This second book in the series Themes in Islamic Law, like the first,1 is a significant contribution to the subject that serves both as an accessible introduction for those new to the field, as well as a detailed study that will satisfy the needs of scholars and experts. The author explains the main jurisprudential principles of Islamic criminal law and procedure and their evolution through the classical, colonial, and modern eras. At the same time, he presents an enormous array of detailed information, such as the types and methods of punishments, the relationship between scholarly and governmental authority in the ordering and dispensation of justice, and the many subtle differences between religious and secular rules of the substantive criminal law. Numerous summaries from reports of judicial decisions andfatwa collections supplement and illustrate his elaboration of legal principles. His thorough discussion of how Islamic criminal law continues to be applied in Saudi Arabia, and has been revived in five other modern states - Libya, Iran, Pakistan, the Sudan, and northern Nigeria - is an especially valuable study of the relationship between law and modern governance in the Islamic world.
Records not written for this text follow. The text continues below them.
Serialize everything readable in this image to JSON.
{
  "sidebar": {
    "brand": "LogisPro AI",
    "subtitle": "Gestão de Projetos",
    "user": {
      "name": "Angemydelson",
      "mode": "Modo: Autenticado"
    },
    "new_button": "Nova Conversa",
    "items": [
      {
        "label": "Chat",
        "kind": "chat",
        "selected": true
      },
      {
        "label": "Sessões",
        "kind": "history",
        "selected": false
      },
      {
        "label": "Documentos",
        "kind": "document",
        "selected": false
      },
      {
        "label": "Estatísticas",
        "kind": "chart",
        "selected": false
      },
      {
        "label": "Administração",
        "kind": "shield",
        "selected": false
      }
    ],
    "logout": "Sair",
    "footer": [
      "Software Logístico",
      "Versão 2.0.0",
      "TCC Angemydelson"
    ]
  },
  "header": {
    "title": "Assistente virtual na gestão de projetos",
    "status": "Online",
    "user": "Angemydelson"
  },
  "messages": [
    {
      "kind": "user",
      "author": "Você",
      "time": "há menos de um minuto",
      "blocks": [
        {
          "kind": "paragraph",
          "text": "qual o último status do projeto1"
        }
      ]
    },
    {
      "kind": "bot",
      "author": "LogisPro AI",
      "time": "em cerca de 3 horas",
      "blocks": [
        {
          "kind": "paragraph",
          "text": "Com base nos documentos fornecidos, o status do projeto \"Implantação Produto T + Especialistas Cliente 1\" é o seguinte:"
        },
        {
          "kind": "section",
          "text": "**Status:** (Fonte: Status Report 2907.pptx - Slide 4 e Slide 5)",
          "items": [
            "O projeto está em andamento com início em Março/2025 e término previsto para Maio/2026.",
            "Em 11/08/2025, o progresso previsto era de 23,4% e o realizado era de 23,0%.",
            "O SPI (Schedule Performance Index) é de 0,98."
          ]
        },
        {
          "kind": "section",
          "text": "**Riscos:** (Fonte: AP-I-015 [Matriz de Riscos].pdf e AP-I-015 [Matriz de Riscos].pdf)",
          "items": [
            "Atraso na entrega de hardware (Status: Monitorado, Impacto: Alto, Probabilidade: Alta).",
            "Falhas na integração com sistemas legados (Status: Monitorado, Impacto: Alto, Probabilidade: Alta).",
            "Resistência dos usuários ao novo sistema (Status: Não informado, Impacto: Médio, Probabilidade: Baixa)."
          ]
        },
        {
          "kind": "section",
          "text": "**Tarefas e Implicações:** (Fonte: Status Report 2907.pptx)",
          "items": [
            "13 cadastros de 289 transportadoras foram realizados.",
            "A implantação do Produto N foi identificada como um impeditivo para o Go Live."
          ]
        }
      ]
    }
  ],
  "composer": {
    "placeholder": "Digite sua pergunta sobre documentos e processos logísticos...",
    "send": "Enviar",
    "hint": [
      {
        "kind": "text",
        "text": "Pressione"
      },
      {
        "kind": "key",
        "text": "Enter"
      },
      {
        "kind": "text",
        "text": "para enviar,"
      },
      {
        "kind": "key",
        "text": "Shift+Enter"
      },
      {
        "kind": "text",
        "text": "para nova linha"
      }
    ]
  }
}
Selecting several area studies - the Ottoman Empire before and during the colonial period, the effects of the imposition of European legal thought and administration on the Islamic law systems of India and Nigeria, and the modern state studies noted above - the author clearly identifies several broad trends in Islamic criminal law. Perhaps most significant is the evolving relationship between the hadd offenses prescribed in the Qur'an and Sunna, which were and still are seldom enforced due to the difficulties of proof, and the broad discretionary punishments by secular authorities under the concepts of ta 'zir and siyasa. …